What you have to do => Only the lines from the one containing "Read all visible content and emit it as JSON." through the end of the listing below belong in your answer; retype them exactly.

Excerpted data =>
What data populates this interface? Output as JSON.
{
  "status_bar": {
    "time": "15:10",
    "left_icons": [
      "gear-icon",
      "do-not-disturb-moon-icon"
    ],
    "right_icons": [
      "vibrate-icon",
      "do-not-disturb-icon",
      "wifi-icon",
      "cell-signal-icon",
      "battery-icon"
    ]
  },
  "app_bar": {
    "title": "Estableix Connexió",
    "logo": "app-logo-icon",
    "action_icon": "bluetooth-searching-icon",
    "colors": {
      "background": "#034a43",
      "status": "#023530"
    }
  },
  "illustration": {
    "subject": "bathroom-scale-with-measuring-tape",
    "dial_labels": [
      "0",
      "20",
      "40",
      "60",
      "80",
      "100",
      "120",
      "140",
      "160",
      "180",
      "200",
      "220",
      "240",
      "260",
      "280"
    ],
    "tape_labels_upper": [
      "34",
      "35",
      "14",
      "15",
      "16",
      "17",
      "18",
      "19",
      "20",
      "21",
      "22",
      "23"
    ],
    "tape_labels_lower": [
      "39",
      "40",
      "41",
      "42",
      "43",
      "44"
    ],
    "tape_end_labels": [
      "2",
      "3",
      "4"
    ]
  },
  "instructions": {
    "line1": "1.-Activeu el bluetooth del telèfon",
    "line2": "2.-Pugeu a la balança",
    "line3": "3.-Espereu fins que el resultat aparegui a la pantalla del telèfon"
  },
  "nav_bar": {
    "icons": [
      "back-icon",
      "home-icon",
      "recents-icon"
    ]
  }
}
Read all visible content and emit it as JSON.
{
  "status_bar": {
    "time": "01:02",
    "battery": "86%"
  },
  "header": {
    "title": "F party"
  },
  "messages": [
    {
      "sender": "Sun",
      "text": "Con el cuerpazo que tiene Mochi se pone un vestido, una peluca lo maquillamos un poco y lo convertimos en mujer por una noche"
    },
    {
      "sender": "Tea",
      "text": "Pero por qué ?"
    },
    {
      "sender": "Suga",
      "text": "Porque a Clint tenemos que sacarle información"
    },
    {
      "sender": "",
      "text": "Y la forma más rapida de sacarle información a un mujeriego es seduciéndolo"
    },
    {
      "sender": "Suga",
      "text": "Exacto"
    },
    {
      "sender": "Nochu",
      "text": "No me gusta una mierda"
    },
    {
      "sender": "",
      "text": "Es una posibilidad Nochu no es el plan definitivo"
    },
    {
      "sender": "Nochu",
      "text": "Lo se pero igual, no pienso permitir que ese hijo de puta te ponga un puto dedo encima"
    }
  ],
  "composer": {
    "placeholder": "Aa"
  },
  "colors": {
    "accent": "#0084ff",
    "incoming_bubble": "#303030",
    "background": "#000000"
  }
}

Reply to the task =>
Read all visible content and emit it as JSON.
{
  "status_bar": {
    "time": "01:02",
    "battery": "86%"
  },
  "header": {
    "title": "F party"
  },
  "messages": [
    {
      "sender": "Sun",
      "text": "Con el cuerpazo que tiene Mochi se pone un vestido, una peluca lo maquillamos un poco y lo convertimos en mujer por una noche"
    },
    {
      "sender": "Tea",
      "text": "Pero por qué ?"
    },
    {
      "sender": "Suga",
      "text": "Porque a Clint tenemos que sacarle información"
    },
    {
      "sender": "",
      "text": "Y la forma más rapida de sacarle información a un mujeriego es seduciéndolo"
    },
    {
      "sender": "Suga",
      "text": "Exacto"
    },
    {
      "sender": "Nochu",
      "text": "No me gusta una mierda"
    },
    {
      "sender": "",
      "text": "Es una posibilidad Nochu no es el plan definitivo"
    },
    {
      "sender": "Nochu",
      "text": "Lo se pero igual, no pienso permitir que ese hijo de puta te ponga un puto dedo encima"
    }
  ],
  "composer": {
    "placeholder": "Aa"
  },
  "colors": {
    "accent": "#0084ff",
    "incoming_bubble": "#303030",
    "background": "#000000"
  }
}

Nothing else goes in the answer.